In the material below, write out each line word for word and omit the pictures.
*** Block opens ***
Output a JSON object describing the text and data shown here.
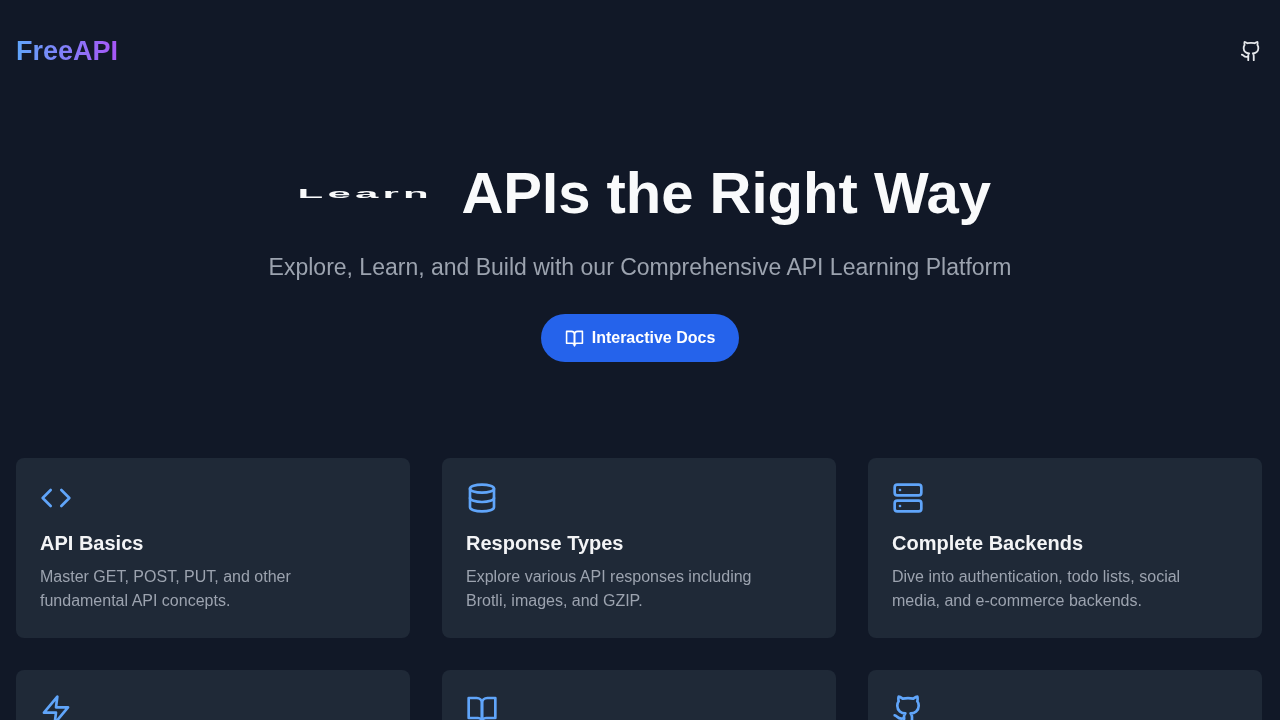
{
  "header": {
    "logo": "FreeAPI"
  },
  "hero": {
    "title_lead": "Learn",
    "title": "APIs the Right Way",
    "subtitle": "Explore, Learn, and Build with our Comprehensive API Learning Platform",
    "button": "Interactive Docs"
  },
  "features": [
    {
      "kind": "code",
      "title": "API Basics",
      "description": "Master GET, POST, PUT, and other fundamental API concepts."
    },
    {
      "kind": "database",
      "title": "Response Types",
      "description": "Explore various API responses including Brotli, images, and GZIP."
    },
    {
      "kind": "server",
      "title": "Complete Backends",
      "description": "Dive into authentication, todo lists, social media, and e-commerce backends."
    },
    {
      "kind": "zap"
    },
    {
      "kind": "book"
    },
    {
      "kind": "github"
    }
  ]
}
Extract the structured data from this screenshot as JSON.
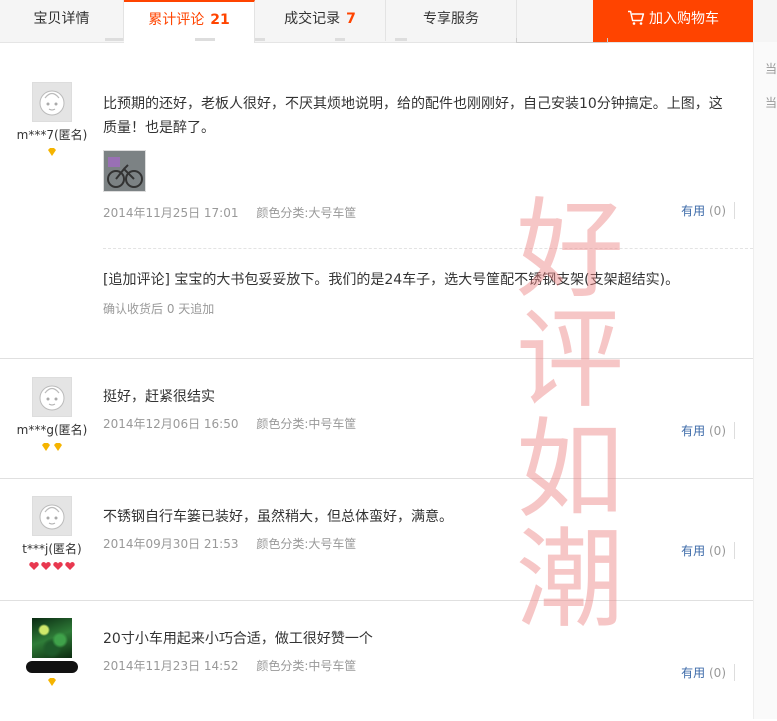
{
  "tabs": [
    {
      "label": "宝贝详情",
      "count": ""
    },
    {
      "label": "累计评论",
      "count": "21"
    },
    {
      "label": "成交记录",
      "count": "7"
    },
    {
      "label": "专享服务",
      "count": ""
    }
  ],
  "cart_button": "加入购物车",
  "side_column": [
    "当",
    "当"
  ],
  "reviews": [
    {
      "user": "m***7(匿名)",
      "content": "比预期的还好，老板人很好，不厌其烦地说明，给的配件也刚刚好，自己安装10分钟搞定。上图，这质量！也是醉了。",
      "date": "2014年11月25日 17:01",
      "sku": "颜色分类:大号车筐",
      "useful_label": "有用",
      "useful_count": "(0)",
      "append_text": "[追加评论] 宝宝的大书包妥妥放下。我们的是24车子，选大号筐配不锈钢支架(支架超结实)。",
      "append_meta": "确认收货后 0 天追加"
    },
    {
      "user": "m***g(匿名)",
      "content": "挺好，赶紧很结实",
      "date": "2014年12月06日 16:50",
      "sku": "颜色分类:中号车筐",
      "useful_label": "有用",
      "useful_count": "(0)"
    },
    {
      "user": "t***j(匿名)",
      "content": "不锈钢自行车篓已装好，虽然稍大，但总体蛮好，满意。",
      "date": "2014年09月30日 21:53",
      "sku": "颜色分类:大号车筐",
      "useful_label": "有用",
      "useful_count": "(0)"
    },
    {
      "user": "",
      "content": "20寸小车用起来小巧合适，做工很好赞一个",
      "date": "2014年11月23日 14:52",
      "sku": "颜色分类:中号车筐",
      "useful_label": "有用",
      "useful_count": "(0)"
    }
  ],
  "watermark": [
    "好",
    "评",
    "如",
    "潮"
  ],
  "colors": {
    "accent": "#ff4400",
    "link_blue": "#3c6aa8",
    "gem_yellow": "#f5b400",
    "gem_red": "#e8384f",
    "watermark": "#ec8080"
  }
}
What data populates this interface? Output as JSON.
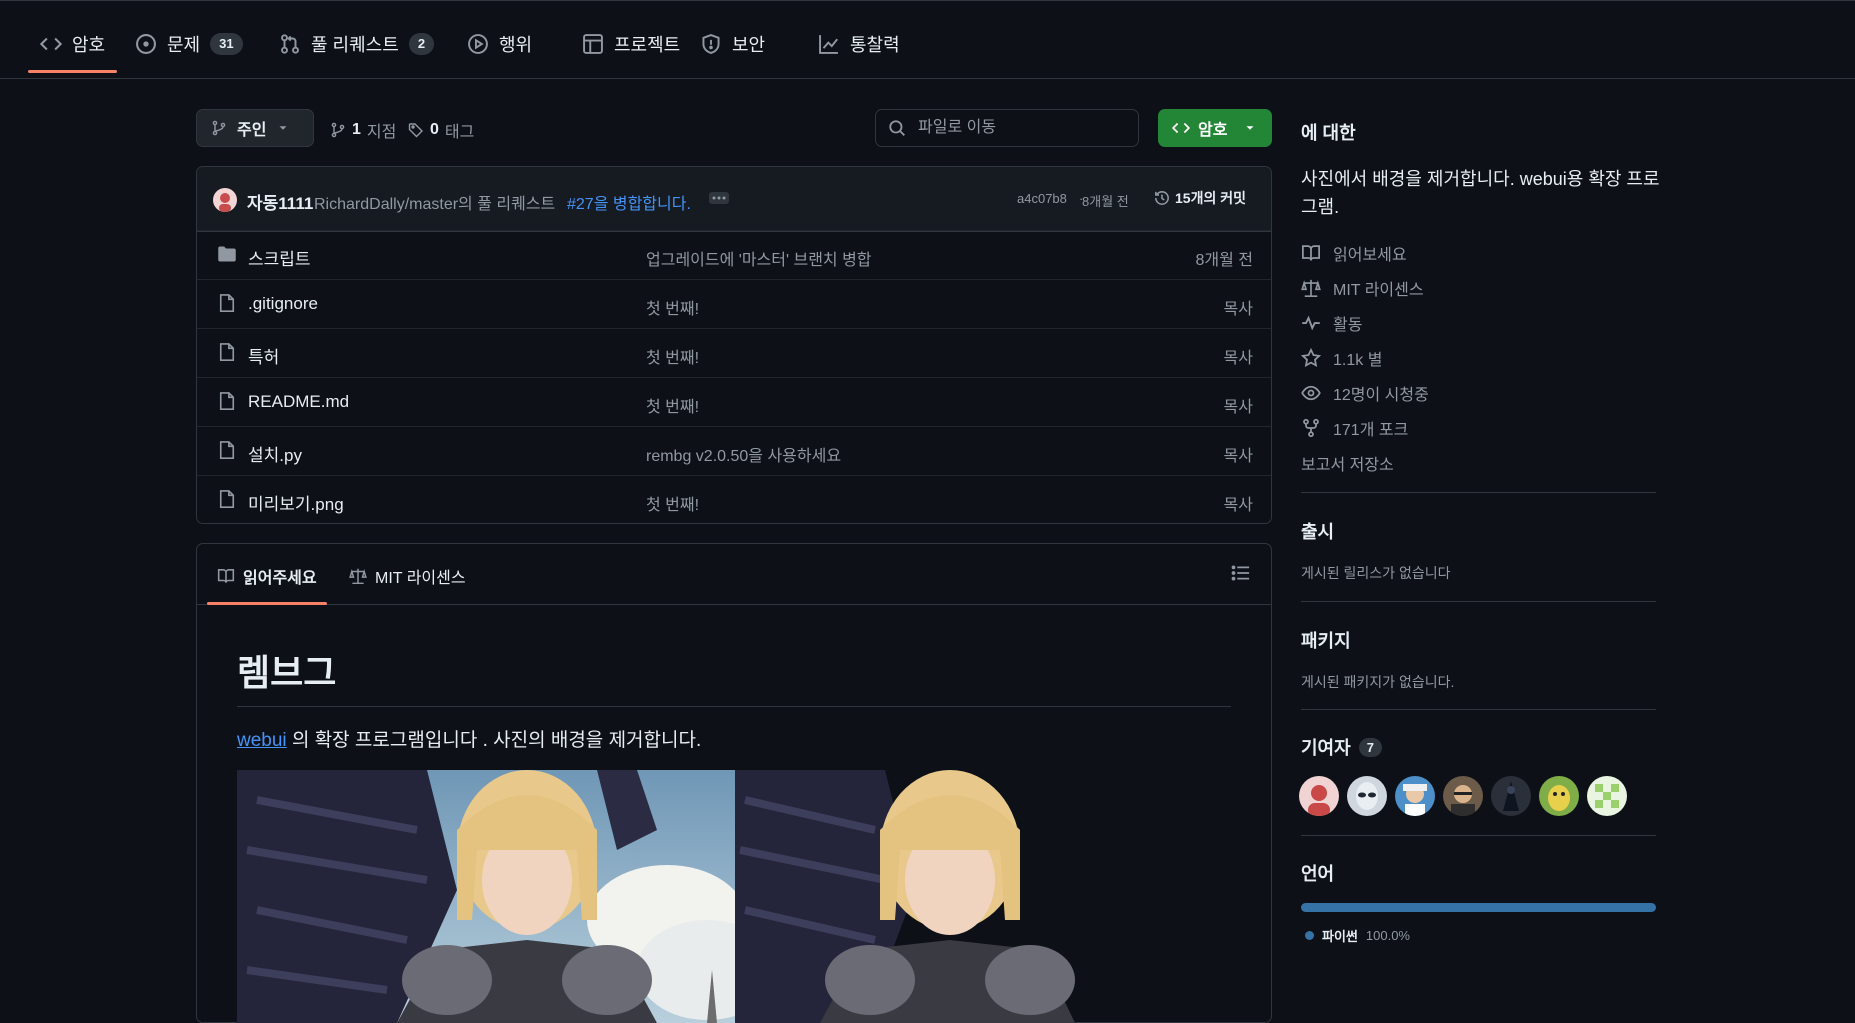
{
  "tabs": [
    {
      "label": "암호",
      "icon": "code-icon"
    },
    {
      "label": "문제",
      "count": "31",
      "icon": "issue-icon"
    },
    {
      "label": "풀 리퀘스트",
      "count": "2",
      "icon": "pull-request-icon"
    },
    {
      "label": "행위",
      "icon": "play-icon"
    },
    {
      "label": "프로젝트",
      "icon": "table-icon"
    },
    {
      "label": "보안",
      "icon": "shield-icon"
    },
    {
      "label": "통찰력",
      "icon": "graph-icon"
    }
  ],
  "repo_bar": {
    "branch": "주인",
    "branches_count": "1",
    "branches_label": "지점",
    "tags_count": "0",
    "tags_label": "태그",
    "search_placeholder": "파일로 이동",
    "code_button": "암호"
  },
  "commit": {
    "author": "자동1111",
    "message_prefix": "RichardDally/master의 풀 리퀘스트",
    "message_link": "#27을 병합합니다.",
    "hash": "a4c07b8",
    "age": "8개월 전",
    "commit_count": "15개의 커밋"
  },
  "files": [
    {
      "name": "스크립트",
      "type": "folder",
      "message": "업그레이드에 '마스터' 브랜치 병합",
      "age": "8개월 전"
    },
    {
      "name": ".gitignore",
      "type": "file",
      "message": "첫 번째!",
      "age": "목사"
    },
    {
      "name": "특허",
      "type": "file",
      "message": "첫 번째!",
      "age": "목사"
    },
    {
      "name": "README.md",
      "type": "file",
      "message": "첫 번째!",
      "age": "목사"
    },
    {
      "name": "설치.py",
      "type": "file",
      "message": "rembg v2.0.50을 사용하세요",
      "age": "목사"
    },
    {
      "name": "미리보기.png",
      "type": "file",
      "message": "첫 번째!",
      "age": "목사"
    }
  ],
  "readme": {
    "tab_readme": "읽어주세요",
    "tab_license": "MIT 라이센스",
    "heading": "렘브그",
    "intro_link": "webui",
    "intro_text": "의 확장 프로그램입니다 . 사진의 배경을 제거합니다."
  },
  "sidebar": {
    "about_title": "에 대한",
    "description": "사진에서 배경을 제거합니다. webui용 확장 프로그램.",
    "links": [
      {
        "label": "읽어보세요",
        "icon": "book-icon"
      },
      {
        "label": "MIT 라이센스",
        "icon": "law-icon"
      },
      {
        "label": "활동",
        "icon": "pulse-icon"
      },
      {
        "label": "1.1k 별",
        "icon": "star-icon"
      },
      {
        "label": "12명이 시청중",
        "icon": "eye-icon"
      },
      {
        "label": "171개 포크",
        "icon": "fork-icon"
      }
    ],
    "report": "보고서 저장소",
    "releases_title": "출시",
    "releases_text": "게시된 릴리스가 없습니다",
    "packages_title": "패키지",
    "packages_text": "게시된 패키지가 없습니다.",
    "contributors_title": "기여자",
    "contributors_count": "7",
    "languages_title": "언어",
    "language_name": "파이썬",
    "language_percent": "100.0%",
    "language_color": "#3572A5"
  },
  "colors": {
    "accent_green": "#238636",
    "tab_underline": "#f78166",
    "link": "#4493f8"
  }
}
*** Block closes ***
▸ EXPECTED OUTPUT:
Output a JSON object describing the text and data shown here.
{
  "header": {
    "logo": "FreeAPI"
  },
  "hero": {
    "title_lead": "Learn",
    "title": "APIs the Right Way",
    "subtitle": "Explore, Learn, and Build with our Comprehensive API Learning Platform",
    "button": "Interactive Docs"
  },
  "features": [
    {
      "kind": "code",
      "title": "API Basics",
      "description": "Master GET, POST, PUT, and other fundamental API concepts."
    },
    {
      "kind": "database",
      "title": "Response Types",
      "description": "Explore various API responses including Brotli, images, and GZIP."
    },
    {
      "kind": "server",
      "title": "Complete Backends",
      "description": "Dive into authentication, todo lists, social media, and e-commerce backends."
    },
    {
      "kind": "zap"
    },
    {
      "kind": "book"
    },
    {
      "kind": "github"
    }
  ]
}
Extract the structured data from this screenshot as JSON.
{
  "tabs": [
    {
      "label": "宝贝详情",
      "count": ""
    },
    {
      "label": "累计评论",
      "count": "21"
    },
    {
      "label": "成交记录",
      "count": "7"
    },
    {
      "label": "专享服务",
      "count": ""
    }
  ],
  "cart_button": "加入购物车",
  "side_column": [
    "当",
    "当"
  ],
  "reviews": [
    {
      "user": "m***7(匿名)",
      "content": "比预期的还好，老板人很好，不厌其烦地说明，给的配件也刚刚好，自己安装10分钟搞定。上图，这质量！也是醉了。",
      "date": "2014年11月25日 17:01",
      "sku": "颜色分类:大号车筐",
      "useful_label": "有用",
      "useful_count": "(0)",
      "append_text": "[追加评论] 宝宝的大书包妥妥放下。我们的是24车子，选大号筐配不锈钢支架(支架超结实)。",
      "append_meta": "确认收货后 0 天追加"
    },
    {
      "user": "m***g(匿名)",
      "content": "挺好，赶紧很结实",
      "date": "2014年12月06日 16:50",
      "sku": "颜色分类:中号车筐",
      "useful_label": "有用",
      "useful_count": "(0)"
    },
    {
      "user": "t***j(匿名)",
      "content": "不锈钢自行车篓已装好，虽然稍大，但总体蛮好，满意。",
      "date": "2014年09月30日 21:53",
      "sku": "颜色分类:大号车筐",
      "useful_label": "有用",
      "useful_count": "(0)"
    },
    {
      "user": "",
      "content": "20寸小车用起来小巧合适，做工很好赞一个",
      "date": "2014年11月23日 14:52",
      "sku": "颜色分类:中号车筐",
      "useful_label": "有用",
      "useful_count": "(0)"
    }
  ],
  "watermark": [
    "好",
    "评",
    "如",
    "潮"
  ],
  "colors": {
    "accent": "#ff4400",
    "link_blue": "#3c6aa8",
    "gem_yellow": "#f5b400",
    "gem_red": "#e8384f",
    "watermark": "#ec8080"
  }
}
What data populates this interface? Output as JSON.
{
  "tabs": [
    {
      "label": "암호",
      "icon": "code-icon"
    },
    {
      "label": "문제",
      "count": "31",
      "icon": "issue-icon"
    },
    {
      "label": "풀 리퀘스트",
      "count": "2",
      "icon": "pull-request-icon"
    },
    {
      "label": "행위",
      "icon": "play-icon"
    },
    {
      "label": "프로젝트",
      "icon": "table-icon"
    },
    {
      "label": "보안",
      "icon": "shield-icon"
    },
    {
      "label": "통찰력",
      "icon": "graph-icon"
    }
  ],
  "repo_bar": {
    "branch": "주인",
    "branches_count": "1",
    "branches_label": "지점",
    "tags_count": "0",
    "tags_label": "태그",
    "search_placeholder": "파일로 이동",
    "code_button": "암호"
  },
  "commit": {
    "author": "자동1111",
    "message_prefix": "RichardDally/master의 풀 리퀘스트",
    "message_link": "#27을 병합합니다.",
    "hash": "a4c07b8",
    "age": "8개월 전",
    "commit_count": "15개의 커밋"
  },
  "files": [
    {
      "name": "스크립트",
      "type": "folder",
      "message": "업그레이드에 '마스터' 브랜치 병합",
      "age": "8개월 전"
    },
    {
      "name": ".gitignore",
      "type": "file",
      "message": "첫 번째!",
      "age": "목사"
    },
    {
      "name": "특허",
      "type": "file",
      "message": "첫 번째!",
      "age": "목사"
    },
    {
      "name": "README.md",
      "type": "file",
      "message": "첫 번째!",
      "age": "목사"
    },
    {
      "name": "설치.py",
      "type": "file",
      "message": "rembg v2.0.50을 사용하세요",
      "age": "목사"
    },
    {
      "name": "미리보기.png",
      "type": "file",
      "message": "첫 번째!",
      "age": "목사"
    }
  ],
  "readme": {
    "tab_readme": "읽어주세요",
    "tab_license": "MIT 라이센스",
    "heading": "렘브그",
    "intro_link": "webui",
    "intro_text": "의 확장 프로그램입니다 . 사진의 배경을 제거합니다."
  },
  "sidebar": {
    "about_title": "에 대한",
    "description": "사진에서 배경을 제거합니다. webui용 확장 프로그램.",
    "links": [
      {
        "label": "읽어보세요",
        "icon": "book-icon"
      },
      {
        "label": "MIT 라이센스",
        "icon": "law-icon"
      },
      {
        "label": "활동",
        "icon": "pulse-icon"
      },
      {
        "label": "1.1k 별",
        "icon": "star-icon"
      },
      {
        "label": "12명이 시청중",
        "icon": "eye-icon"
      },
      {
        "label": "171개 포크",
        "icon": "fork-icon"
      }
    ],
    "report": "보고서 저장소",
    "releases_title": "출시",
    "releases_text": "게시된 릴리스가 없습니다",
    "packages_title": "패키지",
    "packages_text": "게시된 패키지가 없습니다.",
    "contributors_title": "기여자",
    "contributors_count": "7",
    "languages_title": "언어",
    "language_name": "파이썬",
    "language_percent": "100.0%",
    "language_color": "#3572A5"
  },
  "colors": {
    "accent_green": "#238636",
    "tab_underline": "#f78166",
    "link": "#4493f8"
  }
}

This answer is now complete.